*Exercise aim*
Search the records for "title". Copy every line where it appears.

Recorded data: Begin

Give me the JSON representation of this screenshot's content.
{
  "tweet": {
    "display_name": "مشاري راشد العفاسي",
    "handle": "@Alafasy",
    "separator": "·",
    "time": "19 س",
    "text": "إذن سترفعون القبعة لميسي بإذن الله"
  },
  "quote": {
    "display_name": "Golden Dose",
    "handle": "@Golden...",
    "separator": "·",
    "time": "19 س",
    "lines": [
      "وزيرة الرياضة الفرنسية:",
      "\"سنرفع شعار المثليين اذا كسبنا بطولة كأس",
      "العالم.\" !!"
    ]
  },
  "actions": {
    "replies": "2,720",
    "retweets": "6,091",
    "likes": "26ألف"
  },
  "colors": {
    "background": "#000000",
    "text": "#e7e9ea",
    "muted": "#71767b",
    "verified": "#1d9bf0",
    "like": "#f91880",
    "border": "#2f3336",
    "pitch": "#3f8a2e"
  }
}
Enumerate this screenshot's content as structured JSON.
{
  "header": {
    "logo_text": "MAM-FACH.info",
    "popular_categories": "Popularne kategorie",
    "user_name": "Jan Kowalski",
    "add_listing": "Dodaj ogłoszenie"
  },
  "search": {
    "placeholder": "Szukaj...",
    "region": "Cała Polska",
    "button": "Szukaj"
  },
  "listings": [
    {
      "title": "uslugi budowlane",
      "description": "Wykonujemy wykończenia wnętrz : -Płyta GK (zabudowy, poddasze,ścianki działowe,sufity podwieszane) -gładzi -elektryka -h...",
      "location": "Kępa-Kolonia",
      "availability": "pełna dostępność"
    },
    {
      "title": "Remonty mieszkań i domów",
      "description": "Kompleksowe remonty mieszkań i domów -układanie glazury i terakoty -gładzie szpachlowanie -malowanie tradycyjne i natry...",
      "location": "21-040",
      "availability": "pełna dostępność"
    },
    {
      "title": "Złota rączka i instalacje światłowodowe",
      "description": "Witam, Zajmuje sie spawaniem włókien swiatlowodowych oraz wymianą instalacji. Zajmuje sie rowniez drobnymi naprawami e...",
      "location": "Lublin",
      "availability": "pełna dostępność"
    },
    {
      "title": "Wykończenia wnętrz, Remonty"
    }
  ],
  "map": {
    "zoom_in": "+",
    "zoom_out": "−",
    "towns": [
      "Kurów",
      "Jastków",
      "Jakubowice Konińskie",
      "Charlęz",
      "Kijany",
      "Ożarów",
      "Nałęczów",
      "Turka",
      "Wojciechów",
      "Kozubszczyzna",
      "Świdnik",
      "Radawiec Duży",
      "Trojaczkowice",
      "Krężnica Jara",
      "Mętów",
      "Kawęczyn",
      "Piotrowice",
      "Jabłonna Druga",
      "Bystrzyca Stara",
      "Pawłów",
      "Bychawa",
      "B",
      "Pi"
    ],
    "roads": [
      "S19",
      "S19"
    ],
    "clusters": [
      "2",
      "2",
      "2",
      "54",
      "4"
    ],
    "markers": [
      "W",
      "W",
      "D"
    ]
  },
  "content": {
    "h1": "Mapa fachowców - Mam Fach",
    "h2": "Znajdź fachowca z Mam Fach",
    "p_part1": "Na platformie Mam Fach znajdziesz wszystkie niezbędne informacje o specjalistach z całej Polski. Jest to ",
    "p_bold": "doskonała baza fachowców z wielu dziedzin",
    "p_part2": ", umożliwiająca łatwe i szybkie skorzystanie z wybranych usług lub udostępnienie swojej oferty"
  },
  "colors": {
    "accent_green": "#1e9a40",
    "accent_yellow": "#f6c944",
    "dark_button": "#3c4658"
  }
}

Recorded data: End

*Exercise solution*
      "title": "uslugi budowlane",
      "title": "Remonty mieszkań i domów",
      "title": "Złota rączka i instalacje światłowodowe",
      "title": "Wykończenia wnętrz, Remonty"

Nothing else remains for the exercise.